On Behalf of | Feb 26, 2022 | Real Estate Transactions |

If you’re fortunate enough to be selling your home in a “seller’s market” where homeowners are getting multiple offers on their homes and they’re selling quickly, you could make a nice profit. When homes are selling well, some homeowners who believe they have a real gem on their hands will price their home above the going rate because they’re convinced there will be a buyer ready to pay it.

If your home is in a coveted neighborhood, and you’ve made considerable upgrades, why not start with an asking price above the going rate? There are a number of reasons why this isn’t a good idea. Let’s look at a few.

Having your home on the market too long is risky

If your home is priced higher than comparable ones, potential buyers may opt to look at others first and then forget about yours. The longer it stays on the market and the more price drops it has, the more people will assume there’s something wrong with it. They may also assume you’re in a hurry to sell, so they start with a low offer.

Homes have the most showings in the first month, so if your house is on the market longer, your chances of selling it decrease. Even if you eventually lower the price, you’ve missed those people who were looking earlier.

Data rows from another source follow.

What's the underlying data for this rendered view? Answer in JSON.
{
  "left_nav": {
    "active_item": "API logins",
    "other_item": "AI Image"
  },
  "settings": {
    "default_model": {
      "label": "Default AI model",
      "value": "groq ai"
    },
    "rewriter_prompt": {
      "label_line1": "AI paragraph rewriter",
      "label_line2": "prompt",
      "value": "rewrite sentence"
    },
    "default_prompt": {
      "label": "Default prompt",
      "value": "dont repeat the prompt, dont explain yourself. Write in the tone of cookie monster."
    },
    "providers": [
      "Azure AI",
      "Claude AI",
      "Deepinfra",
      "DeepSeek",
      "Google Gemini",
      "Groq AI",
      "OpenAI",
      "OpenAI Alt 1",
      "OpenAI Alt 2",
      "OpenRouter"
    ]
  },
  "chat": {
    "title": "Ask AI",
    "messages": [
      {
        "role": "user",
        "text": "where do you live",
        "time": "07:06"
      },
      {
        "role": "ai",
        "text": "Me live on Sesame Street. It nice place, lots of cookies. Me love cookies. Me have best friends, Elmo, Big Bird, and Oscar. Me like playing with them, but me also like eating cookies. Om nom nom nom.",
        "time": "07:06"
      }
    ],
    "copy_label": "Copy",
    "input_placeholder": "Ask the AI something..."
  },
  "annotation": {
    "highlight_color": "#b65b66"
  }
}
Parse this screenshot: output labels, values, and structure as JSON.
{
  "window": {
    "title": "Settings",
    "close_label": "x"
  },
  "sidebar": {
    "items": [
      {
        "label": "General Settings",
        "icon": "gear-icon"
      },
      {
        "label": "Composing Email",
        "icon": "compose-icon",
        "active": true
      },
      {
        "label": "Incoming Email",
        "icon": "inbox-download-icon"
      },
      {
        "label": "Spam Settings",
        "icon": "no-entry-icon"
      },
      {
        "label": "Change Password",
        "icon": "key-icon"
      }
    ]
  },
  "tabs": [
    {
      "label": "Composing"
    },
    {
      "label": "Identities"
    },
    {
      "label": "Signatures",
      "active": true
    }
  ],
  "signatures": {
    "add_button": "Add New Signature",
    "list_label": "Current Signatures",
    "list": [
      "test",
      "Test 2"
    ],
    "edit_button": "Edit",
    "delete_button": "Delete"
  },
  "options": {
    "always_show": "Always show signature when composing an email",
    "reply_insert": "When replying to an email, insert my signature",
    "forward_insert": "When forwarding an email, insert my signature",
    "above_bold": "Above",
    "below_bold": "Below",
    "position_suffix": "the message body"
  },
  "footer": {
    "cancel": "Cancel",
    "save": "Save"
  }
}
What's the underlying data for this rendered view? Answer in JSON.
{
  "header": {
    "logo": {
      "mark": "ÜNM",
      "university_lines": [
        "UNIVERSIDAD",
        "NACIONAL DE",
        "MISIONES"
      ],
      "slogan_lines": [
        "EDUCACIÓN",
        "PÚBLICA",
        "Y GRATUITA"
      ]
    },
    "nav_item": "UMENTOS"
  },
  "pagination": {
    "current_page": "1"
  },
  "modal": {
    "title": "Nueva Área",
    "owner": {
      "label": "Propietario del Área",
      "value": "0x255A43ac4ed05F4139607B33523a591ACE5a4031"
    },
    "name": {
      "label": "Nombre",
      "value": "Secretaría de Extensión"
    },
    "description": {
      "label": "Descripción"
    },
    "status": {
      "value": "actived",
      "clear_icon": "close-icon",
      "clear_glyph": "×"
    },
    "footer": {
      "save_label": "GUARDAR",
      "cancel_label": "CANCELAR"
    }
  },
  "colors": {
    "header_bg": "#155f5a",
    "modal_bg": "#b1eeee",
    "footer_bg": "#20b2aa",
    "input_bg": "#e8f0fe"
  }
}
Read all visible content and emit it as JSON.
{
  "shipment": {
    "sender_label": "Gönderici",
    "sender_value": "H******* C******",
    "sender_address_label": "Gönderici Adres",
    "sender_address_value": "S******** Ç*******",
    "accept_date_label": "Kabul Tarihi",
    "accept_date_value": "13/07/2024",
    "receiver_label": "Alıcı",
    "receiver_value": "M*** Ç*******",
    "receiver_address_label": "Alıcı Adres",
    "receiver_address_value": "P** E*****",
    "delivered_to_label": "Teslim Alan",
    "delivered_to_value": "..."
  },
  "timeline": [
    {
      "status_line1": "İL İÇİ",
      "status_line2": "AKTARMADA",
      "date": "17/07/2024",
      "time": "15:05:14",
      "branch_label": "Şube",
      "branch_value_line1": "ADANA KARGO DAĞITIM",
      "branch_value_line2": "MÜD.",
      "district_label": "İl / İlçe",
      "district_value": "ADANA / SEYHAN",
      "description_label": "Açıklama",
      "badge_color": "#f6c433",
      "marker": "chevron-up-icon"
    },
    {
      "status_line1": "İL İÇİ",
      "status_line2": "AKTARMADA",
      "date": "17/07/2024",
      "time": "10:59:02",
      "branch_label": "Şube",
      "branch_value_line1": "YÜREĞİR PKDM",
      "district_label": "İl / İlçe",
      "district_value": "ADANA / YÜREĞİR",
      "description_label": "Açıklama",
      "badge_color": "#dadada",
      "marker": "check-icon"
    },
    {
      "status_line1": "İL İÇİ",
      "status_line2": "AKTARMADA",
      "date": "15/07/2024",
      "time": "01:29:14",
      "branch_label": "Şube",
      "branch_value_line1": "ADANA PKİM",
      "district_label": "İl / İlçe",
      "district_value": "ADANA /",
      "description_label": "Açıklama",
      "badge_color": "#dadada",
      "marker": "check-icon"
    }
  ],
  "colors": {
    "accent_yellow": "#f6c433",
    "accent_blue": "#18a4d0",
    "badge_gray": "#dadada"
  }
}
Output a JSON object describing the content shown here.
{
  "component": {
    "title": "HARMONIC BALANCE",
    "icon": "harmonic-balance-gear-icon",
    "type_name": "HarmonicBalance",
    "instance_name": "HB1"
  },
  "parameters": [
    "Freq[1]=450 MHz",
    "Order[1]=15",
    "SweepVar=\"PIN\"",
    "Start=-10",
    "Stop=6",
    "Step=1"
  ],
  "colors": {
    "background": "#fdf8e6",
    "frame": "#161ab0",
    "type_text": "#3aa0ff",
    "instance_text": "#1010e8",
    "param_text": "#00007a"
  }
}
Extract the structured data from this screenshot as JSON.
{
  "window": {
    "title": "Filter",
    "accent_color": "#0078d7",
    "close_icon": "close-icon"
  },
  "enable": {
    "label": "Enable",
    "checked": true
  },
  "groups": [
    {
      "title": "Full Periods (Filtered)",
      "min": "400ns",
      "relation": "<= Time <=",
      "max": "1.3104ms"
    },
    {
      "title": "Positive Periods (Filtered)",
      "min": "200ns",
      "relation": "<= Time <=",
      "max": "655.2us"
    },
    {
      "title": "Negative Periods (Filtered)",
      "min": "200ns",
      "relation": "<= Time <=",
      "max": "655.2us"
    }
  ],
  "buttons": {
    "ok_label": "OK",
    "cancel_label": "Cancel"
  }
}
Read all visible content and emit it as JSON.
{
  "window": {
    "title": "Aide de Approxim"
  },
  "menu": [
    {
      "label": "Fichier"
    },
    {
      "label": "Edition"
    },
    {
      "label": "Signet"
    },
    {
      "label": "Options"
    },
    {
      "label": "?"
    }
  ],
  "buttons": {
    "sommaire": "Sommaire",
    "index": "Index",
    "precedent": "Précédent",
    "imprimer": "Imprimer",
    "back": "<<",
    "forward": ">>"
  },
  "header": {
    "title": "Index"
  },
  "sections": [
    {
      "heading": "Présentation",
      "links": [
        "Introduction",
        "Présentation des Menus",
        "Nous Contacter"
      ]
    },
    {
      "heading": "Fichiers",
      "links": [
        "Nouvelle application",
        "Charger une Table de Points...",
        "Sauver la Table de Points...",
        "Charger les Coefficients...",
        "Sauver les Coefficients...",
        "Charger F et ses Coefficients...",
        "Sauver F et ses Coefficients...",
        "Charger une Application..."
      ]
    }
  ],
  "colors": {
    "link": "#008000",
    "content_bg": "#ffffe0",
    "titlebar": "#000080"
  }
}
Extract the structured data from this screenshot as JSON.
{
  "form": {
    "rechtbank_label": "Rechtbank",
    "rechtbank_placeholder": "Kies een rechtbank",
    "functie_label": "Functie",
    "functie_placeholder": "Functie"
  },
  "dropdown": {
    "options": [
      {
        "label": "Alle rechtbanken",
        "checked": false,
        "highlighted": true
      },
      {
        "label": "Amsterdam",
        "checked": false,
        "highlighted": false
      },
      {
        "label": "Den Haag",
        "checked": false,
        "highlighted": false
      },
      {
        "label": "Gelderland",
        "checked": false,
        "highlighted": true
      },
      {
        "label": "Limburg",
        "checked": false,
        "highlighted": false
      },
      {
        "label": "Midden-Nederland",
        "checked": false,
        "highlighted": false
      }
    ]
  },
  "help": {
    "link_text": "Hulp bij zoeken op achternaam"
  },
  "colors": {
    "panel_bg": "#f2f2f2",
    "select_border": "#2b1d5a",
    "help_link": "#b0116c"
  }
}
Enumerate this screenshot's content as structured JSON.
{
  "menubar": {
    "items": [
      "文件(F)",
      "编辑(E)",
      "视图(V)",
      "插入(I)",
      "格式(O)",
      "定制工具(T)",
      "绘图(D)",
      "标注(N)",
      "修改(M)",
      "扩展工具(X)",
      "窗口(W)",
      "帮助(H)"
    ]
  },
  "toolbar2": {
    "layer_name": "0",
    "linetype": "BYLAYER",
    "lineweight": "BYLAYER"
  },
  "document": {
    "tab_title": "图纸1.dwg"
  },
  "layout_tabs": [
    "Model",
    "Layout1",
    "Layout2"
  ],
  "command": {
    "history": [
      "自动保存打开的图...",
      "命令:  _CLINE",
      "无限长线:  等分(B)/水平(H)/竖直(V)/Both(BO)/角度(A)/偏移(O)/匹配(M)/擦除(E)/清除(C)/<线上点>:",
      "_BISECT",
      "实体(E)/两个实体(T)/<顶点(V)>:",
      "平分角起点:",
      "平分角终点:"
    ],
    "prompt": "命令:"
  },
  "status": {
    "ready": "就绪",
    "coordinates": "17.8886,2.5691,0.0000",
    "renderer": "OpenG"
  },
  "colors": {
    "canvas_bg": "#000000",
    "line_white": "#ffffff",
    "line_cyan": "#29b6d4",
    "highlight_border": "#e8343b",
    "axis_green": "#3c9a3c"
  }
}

If the home is priced higher than the appraised value, it will affect financing

Even if you find a buyer who’s willing to pay your asking price, they may not be able to get the mortgage they need. Lenders approve mortgages based on a home’s appraised value rather than the sale price. That means the buyers will either need to use more of their own cash or you’ll need to lower the price.

Keeping your home on the market for a long time is stressful

Even if you’re not in any rush to sell your home, how long do you want to put up with your real estate agent showing it? That means making the beds every morning and keeping everything neat and tidy in case your agent gets a last-minute showing. How long do you (and your family) want that?

Having sound legal guidance before you list your home for sale through to the closing and final signing of all the documents can help you avoid costly and time-consuming issues.